» **DATA RECORDS**
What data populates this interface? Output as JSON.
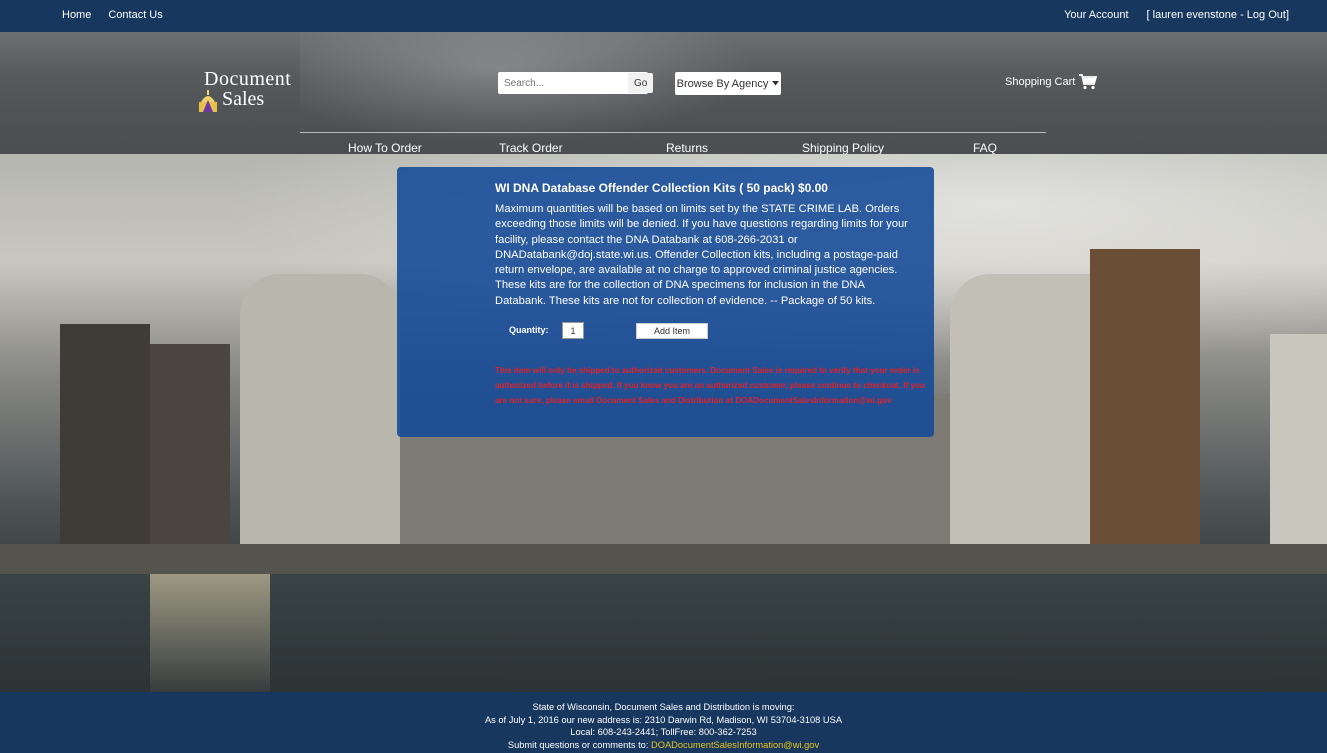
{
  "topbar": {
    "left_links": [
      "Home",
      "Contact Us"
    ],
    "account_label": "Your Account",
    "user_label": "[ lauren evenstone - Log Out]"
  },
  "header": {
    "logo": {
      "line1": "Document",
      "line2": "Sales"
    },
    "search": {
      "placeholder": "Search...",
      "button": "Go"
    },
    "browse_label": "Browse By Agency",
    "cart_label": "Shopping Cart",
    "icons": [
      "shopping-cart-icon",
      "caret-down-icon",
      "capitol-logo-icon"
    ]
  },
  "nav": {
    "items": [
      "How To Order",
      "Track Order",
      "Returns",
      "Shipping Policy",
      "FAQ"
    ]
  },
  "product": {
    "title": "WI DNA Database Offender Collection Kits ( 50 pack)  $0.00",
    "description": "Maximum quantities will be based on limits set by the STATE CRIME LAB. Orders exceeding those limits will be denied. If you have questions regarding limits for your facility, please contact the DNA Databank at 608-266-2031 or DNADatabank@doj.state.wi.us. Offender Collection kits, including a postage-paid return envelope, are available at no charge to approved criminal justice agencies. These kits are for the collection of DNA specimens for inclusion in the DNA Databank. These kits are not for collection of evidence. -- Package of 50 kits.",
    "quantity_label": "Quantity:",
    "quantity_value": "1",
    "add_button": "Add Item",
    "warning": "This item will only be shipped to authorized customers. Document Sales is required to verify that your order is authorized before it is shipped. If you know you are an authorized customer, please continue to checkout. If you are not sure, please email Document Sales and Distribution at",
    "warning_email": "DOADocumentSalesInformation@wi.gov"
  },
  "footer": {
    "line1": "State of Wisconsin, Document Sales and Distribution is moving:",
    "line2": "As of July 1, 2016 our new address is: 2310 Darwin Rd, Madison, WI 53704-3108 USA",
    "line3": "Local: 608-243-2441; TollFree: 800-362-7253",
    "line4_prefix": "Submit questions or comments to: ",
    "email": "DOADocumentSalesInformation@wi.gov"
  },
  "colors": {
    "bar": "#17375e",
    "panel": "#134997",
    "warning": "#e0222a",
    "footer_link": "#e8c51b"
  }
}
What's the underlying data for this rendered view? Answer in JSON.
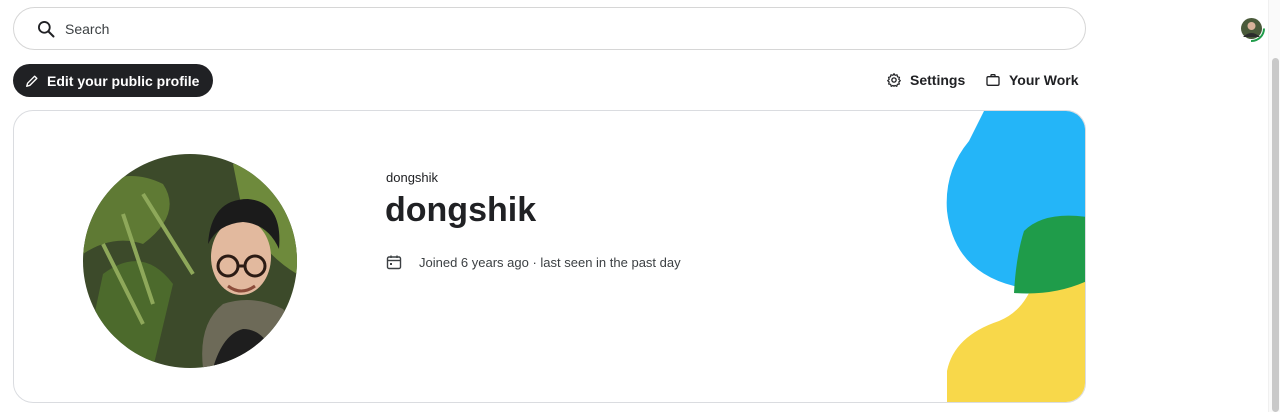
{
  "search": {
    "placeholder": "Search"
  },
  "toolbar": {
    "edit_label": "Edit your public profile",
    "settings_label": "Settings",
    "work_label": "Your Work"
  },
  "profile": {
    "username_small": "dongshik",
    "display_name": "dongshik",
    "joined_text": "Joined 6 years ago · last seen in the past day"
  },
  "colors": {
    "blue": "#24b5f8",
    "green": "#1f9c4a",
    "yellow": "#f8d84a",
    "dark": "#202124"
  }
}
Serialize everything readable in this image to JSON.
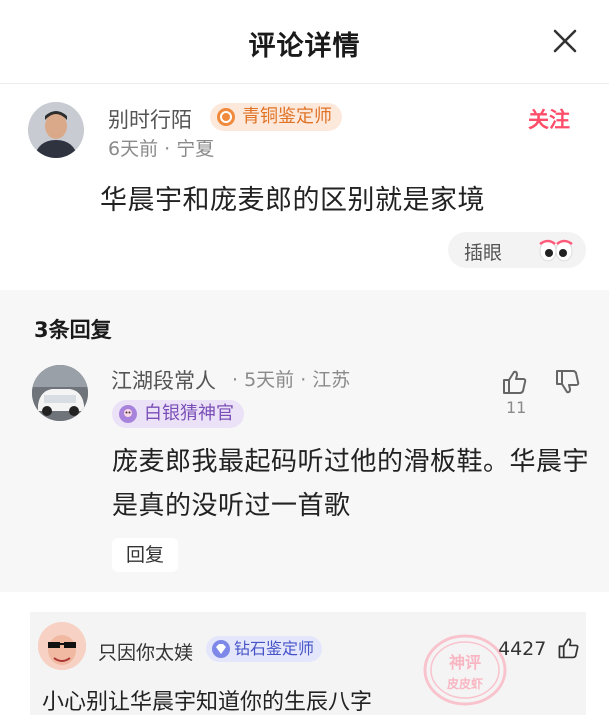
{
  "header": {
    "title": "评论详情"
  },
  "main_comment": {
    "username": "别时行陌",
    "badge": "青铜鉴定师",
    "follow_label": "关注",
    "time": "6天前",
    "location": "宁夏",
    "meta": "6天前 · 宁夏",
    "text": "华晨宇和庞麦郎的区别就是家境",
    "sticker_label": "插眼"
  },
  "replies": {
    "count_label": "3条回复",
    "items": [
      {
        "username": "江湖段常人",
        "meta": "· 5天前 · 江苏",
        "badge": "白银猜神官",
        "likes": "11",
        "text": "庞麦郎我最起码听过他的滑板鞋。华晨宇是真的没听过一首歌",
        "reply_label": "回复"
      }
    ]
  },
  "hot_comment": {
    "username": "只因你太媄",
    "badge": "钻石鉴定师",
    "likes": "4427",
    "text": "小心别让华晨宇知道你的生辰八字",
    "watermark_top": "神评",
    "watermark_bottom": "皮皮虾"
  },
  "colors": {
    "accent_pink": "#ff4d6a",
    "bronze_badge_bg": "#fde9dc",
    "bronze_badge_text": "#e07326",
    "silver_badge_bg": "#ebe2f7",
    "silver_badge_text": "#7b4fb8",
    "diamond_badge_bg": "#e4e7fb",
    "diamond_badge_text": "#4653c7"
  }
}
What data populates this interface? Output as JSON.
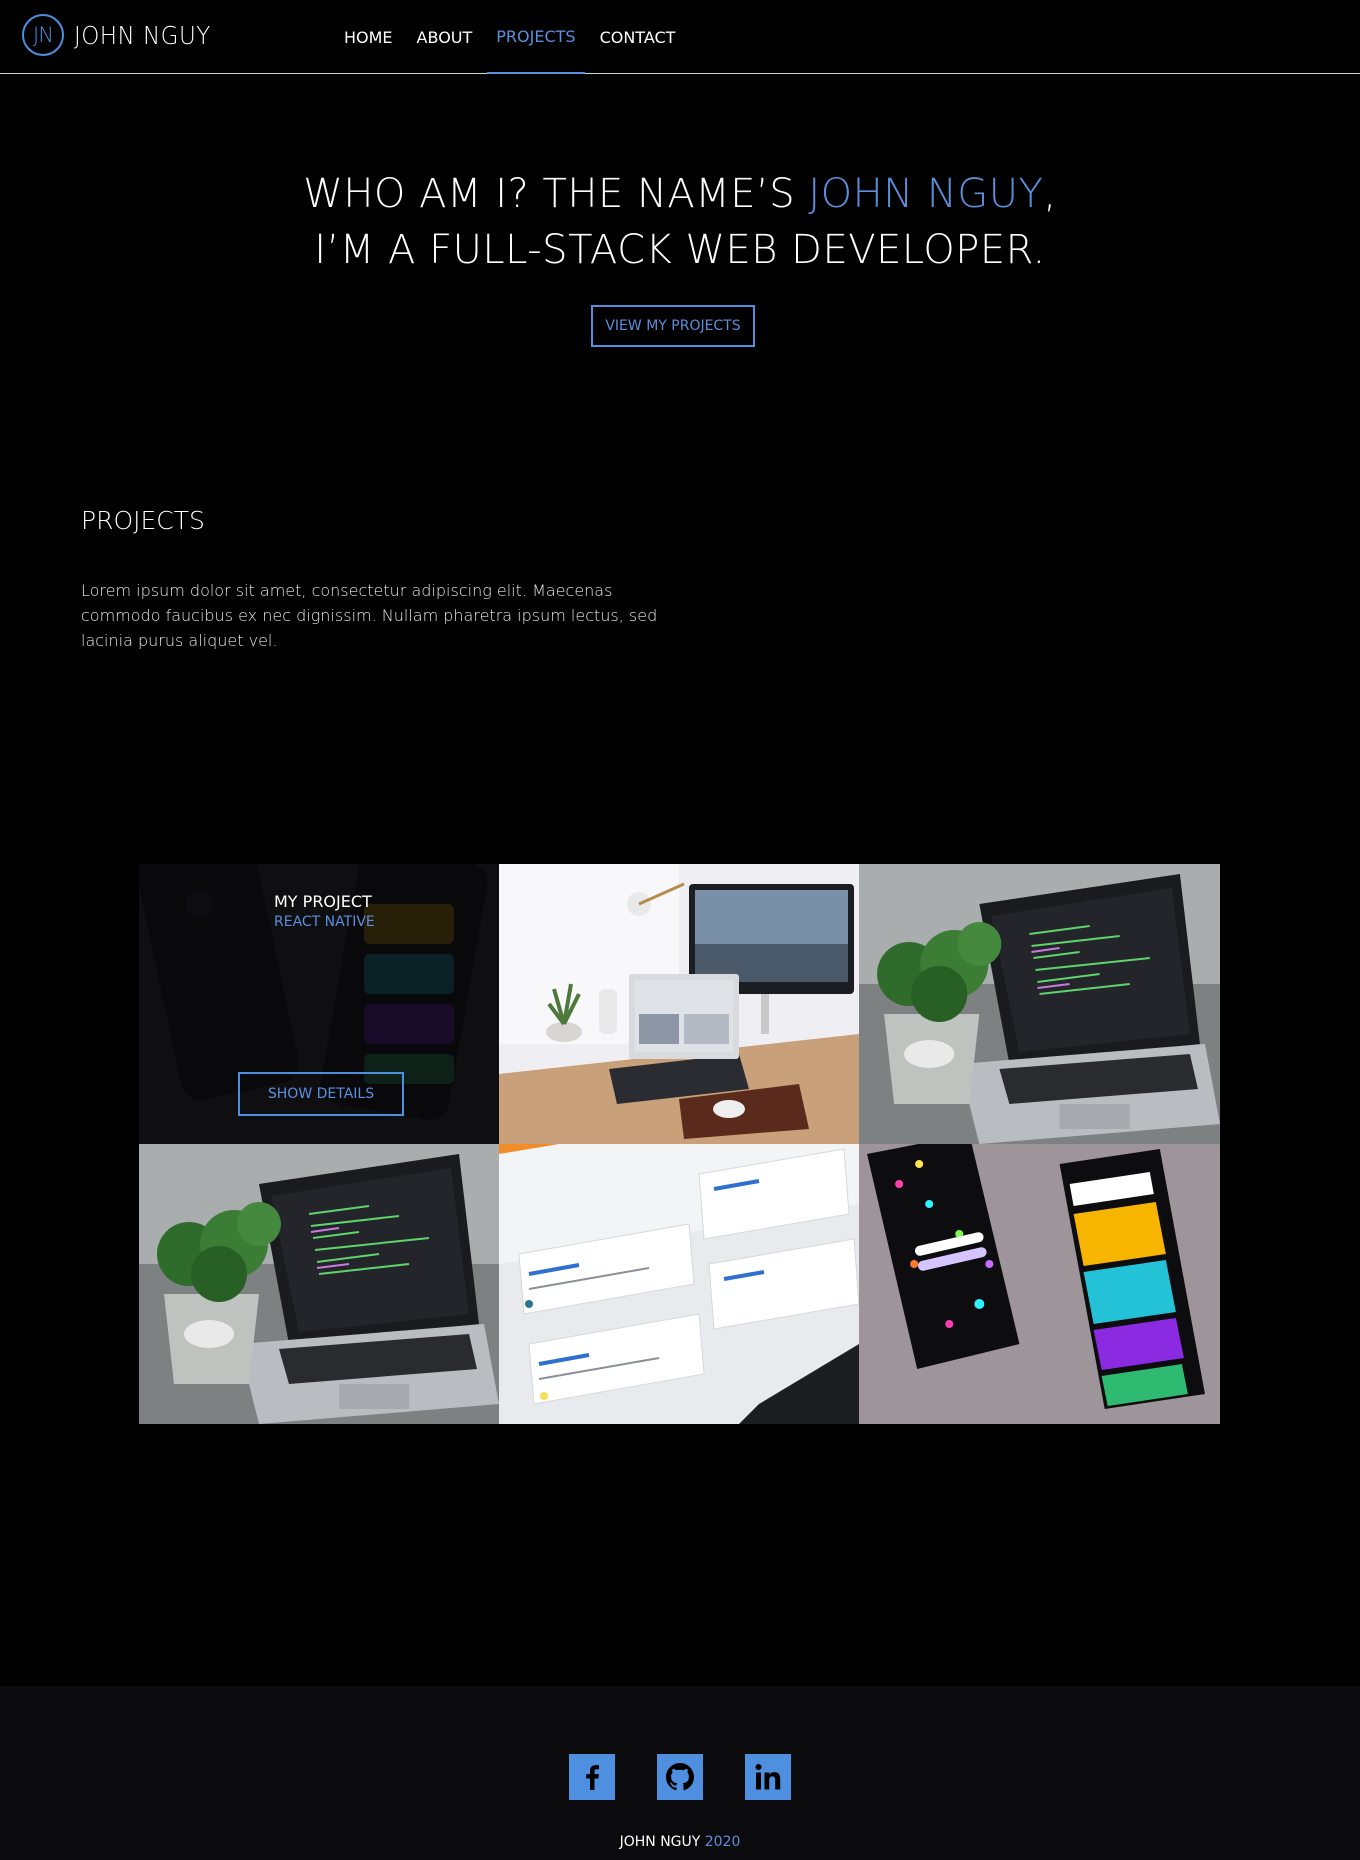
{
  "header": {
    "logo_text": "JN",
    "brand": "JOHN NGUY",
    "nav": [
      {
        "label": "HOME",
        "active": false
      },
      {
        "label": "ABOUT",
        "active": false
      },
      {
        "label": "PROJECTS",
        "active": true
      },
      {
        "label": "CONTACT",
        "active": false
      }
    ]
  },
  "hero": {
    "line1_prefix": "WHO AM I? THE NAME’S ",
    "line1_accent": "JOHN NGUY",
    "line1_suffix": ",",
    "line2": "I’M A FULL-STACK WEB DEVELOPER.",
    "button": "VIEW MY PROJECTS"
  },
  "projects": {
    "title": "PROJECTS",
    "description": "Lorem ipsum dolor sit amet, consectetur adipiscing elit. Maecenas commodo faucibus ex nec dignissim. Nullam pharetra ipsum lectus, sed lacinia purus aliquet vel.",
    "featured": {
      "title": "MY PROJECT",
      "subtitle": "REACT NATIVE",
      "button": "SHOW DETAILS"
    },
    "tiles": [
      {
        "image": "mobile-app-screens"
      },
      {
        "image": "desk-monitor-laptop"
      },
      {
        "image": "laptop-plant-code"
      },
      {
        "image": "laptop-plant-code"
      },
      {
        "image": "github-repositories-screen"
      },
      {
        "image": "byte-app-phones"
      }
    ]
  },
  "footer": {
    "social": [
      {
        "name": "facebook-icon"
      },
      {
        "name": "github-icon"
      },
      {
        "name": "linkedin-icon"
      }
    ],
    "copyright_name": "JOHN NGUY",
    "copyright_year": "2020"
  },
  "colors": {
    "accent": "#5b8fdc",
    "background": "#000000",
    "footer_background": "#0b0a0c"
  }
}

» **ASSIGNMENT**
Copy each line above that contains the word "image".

» **TASK SOLUTION**
Serialize everything readable in this image to JSON.
        "image": "mobile-app-screens"
        "image": "desk-monitor-laptop"
        "image": "laptop-plant-code"
        "image": "laptop-plant-code"
        "image": "github-repositories-screen"
        "image": "byte-app-phones"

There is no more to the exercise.